Interface dataset entries:
================

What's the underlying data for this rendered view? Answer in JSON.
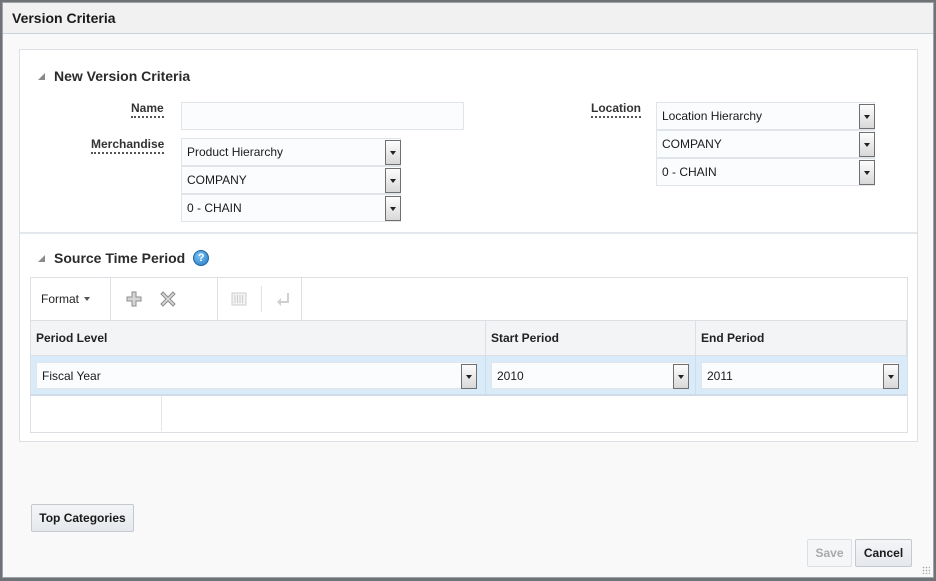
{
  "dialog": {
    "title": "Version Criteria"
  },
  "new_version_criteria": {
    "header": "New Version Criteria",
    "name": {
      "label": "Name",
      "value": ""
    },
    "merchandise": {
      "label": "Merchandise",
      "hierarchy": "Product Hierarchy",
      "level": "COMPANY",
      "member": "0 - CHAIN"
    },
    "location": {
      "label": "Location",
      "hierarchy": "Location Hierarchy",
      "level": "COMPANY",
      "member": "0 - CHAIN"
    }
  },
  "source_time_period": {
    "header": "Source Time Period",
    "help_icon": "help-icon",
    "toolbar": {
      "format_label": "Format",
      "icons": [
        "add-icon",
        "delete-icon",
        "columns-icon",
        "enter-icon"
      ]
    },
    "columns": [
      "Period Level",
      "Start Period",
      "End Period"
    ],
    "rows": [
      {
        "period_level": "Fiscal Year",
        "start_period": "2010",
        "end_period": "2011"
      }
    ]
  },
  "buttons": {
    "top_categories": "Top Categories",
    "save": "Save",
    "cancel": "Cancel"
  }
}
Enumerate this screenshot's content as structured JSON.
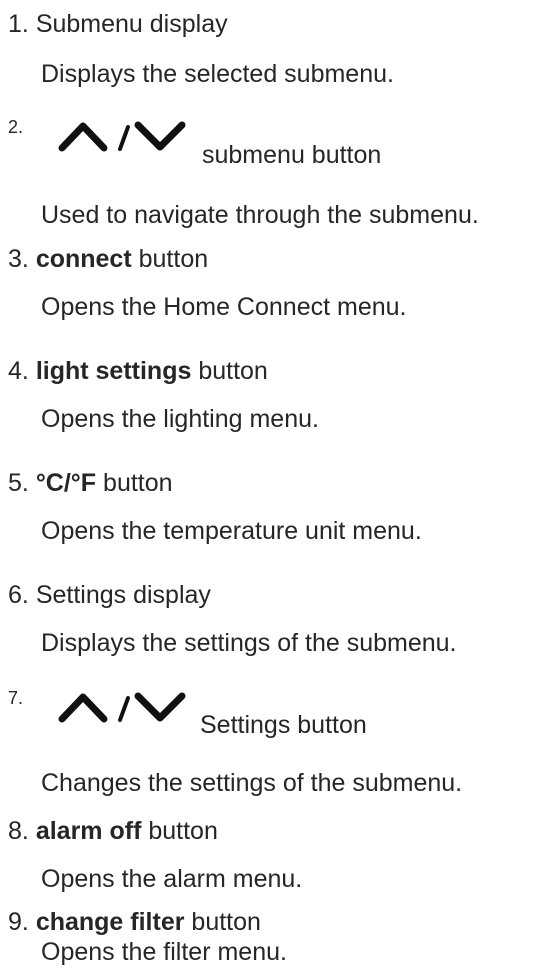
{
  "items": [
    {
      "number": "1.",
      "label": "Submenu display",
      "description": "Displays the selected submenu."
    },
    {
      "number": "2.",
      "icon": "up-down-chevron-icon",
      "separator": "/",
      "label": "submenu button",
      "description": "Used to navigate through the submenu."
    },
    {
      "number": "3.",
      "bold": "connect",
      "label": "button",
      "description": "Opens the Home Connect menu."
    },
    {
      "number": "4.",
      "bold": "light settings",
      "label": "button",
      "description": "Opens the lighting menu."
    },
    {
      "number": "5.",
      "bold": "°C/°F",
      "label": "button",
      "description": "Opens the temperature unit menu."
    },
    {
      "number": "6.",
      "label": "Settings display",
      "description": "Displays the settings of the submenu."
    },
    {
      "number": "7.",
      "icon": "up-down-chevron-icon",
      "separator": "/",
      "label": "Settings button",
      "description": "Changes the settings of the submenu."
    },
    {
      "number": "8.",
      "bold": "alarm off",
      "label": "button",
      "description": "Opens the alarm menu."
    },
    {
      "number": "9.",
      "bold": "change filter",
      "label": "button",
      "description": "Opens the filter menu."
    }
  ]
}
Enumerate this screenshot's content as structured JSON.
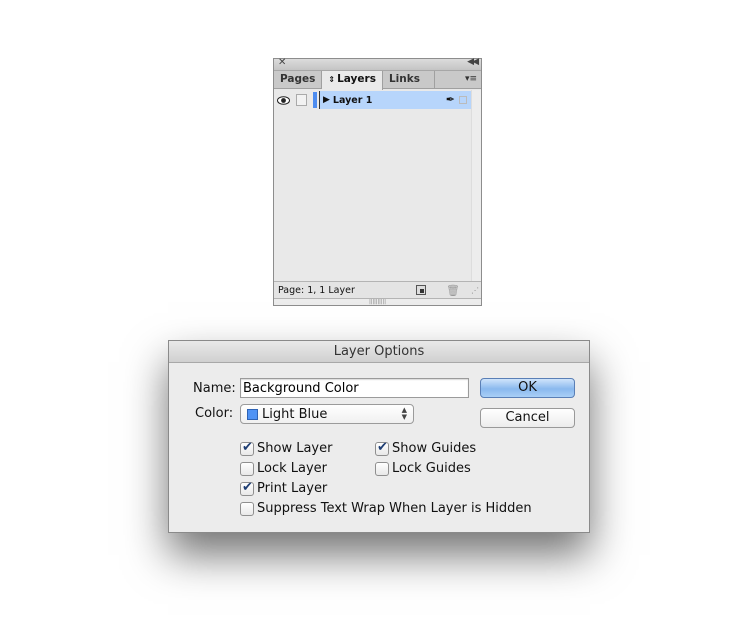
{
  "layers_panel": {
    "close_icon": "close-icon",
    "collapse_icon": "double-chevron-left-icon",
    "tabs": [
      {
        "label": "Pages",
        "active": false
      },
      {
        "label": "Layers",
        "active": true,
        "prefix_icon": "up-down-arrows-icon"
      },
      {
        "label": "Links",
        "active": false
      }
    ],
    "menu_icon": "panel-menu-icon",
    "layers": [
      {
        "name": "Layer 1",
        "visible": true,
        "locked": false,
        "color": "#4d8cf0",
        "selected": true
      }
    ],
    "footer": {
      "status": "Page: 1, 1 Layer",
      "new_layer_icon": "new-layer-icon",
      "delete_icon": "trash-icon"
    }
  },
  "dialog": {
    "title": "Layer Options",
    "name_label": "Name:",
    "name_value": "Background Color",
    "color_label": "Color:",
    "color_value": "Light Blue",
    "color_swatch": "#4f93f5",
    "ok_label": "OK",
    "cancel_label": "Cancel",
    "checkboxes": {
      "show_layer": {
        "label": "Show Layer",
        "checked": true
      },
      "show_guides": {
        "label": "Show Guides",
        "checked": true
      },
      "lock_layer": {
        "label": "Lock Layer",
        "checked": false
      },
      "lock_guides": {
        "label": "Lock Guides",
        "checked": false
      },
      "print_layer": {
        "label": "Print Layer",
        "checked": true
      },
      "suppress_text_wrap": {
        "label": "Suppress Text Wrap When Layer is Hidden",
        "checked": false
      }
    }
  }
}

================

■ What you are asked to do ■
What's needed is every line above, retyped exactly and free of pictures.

■ Result ■
What's the underlying data for this rendered view? Answer in JSON.
{
  "dialog": {
    "title": "Version Criteria"
  },
  "new_version_criteria": {
    "header": "New Version Criteria",
    "name": {
      "label": "Name",
      "value": ""
    },
    "merchandise": {
      "label": "Merchandise",
      "hierarchy": "Product Hierarchy",
      "level": "COMPANY",
      "member": "0 - CHAIN"
    },
    "location": {
      "label": "Location",
      "hierarchy": "Location Hierarchy",
      "level": "COMPANY",
      "member": "0 - CHAIN"
    }
  },
  "source_time_period": {
    "header": "Source Time Period",
    "help_icon": "help-icon",
    "toolbar": {
      "format_label": "Format",
      "icons": [
        "add-icon",
        "delete-icon",
        "columns-icon",
        "enter-icon"
      ]
    },
    "columns": [
      "Period Level",
      "Start Period",
      "End Period"
    ],
    "rows": [
      {
        "period_level": "Fiscal Year",
        "start_period": "2010",
        "end_period": "2011"
      }
    ]
  },
  "buttons": {
    "top_categories": "Top Categories",
    "save": "Save",
    "cancel": "Cancel"
  }
}
Enumerate this screenshot's content as structured JSON.
{
  "items": [
    {
      "number": "1.",
      "label": "Submenu display",
      "description": "Displays the selected submenu."
    },
    {
      "number": "2.",
      "icon": "up-down-chevron-icon",
      "separator": "/",
      "label": "submenu button",
      "description": "Used to navigate through the submenu."
    },
    {
      "number": "3.",
      "bold": "connect",
      "label": "button",
      "description": "Opens the Home Connect menu."
    },
    {
      "number": "4.",
      "bold": "light settings",
      "label": "button",
      "description": "Opens the lighting menu."
    },
    {
      "number": "5.",
      "bold": "°C/°F",
      "label": "button",
      "description": "Opens the temperature unit menu."
    },
    {
      "number": "6.",
      "label": "Settings display",
      "description": "Displays the settings of the submenu."
    },
    {
      "number": "7.",
      "icon": "up-down-chevron-icon",
      "separator": "/",
      "label": "Settings button",
      "description": "Changes the settings of the submenu."
    },
    {
      "number": "8.",
      "bold": "alarm off",
      "label": "button",
      "description": "Opens the alarm menu."
    },
    {
      "number": "9.",
      "bold": "change filter",
      "label": "button",
      "description": "Opens the filter menu."
    }
  ]
}
Enumerate this screenshot's content as structured JSON.
{
  "layers_panel": {
    "close_icon": "close-icon",
    "collapse_icon": "double-chevron-left-icon",
    "tabs": [
      {
        "label": "Pages",
        "active": false
      },
      {
        "label": "Layers",
        "active": true,
        "prefix_icon": "up-down-arrows-icon"
      },
      {
        "label": "Links",
        "active": false
      }
    ],
    "menu_icon": "panel-menu-icon",
    "layers": [
      {
        "name": "Layer 1",
        "visible": true,
        "locked": false,
        "color": "#4d8cf0",
        "selected": true
      }
    ],
    "footer": {
      "status": "Page: 1, 1 Layer",
      "new_layer_icon": "new-layer-icon",
      "delete_icon": "trash-icon"
    }
  },
  "dialog": {
    "title": "Layer Options",
    "name_label": "Name:",
    "name_value": "Background Color",
    "color_label": "Color:",
    "color_value": "Light Blue",
    "color_swatch": "#4f93f5",
    "ok_label": "OK",
    "cancel_label": "Cancel",
    "checkboxes": {
      "show_layer": {
        "label": "Show Layer",
        "checked": true
      },
      "show_guides": {
        "label": "Show Guides",
        "checked": true
      },
      "lock_layer": {
        "label": "Lock Layer",
        "checked": false
      },
      "lock_guides": {
        "label": "Lock Guides",
        "checked": false
      },
      "print_layer": {
        "label": "Print Layer",
        "checked": true
      },
      "suppress_text_wrap": {
        "label": "Suppress Text Wrap When Layer is Hidden",
        "checked": false
      }
    }
  }
}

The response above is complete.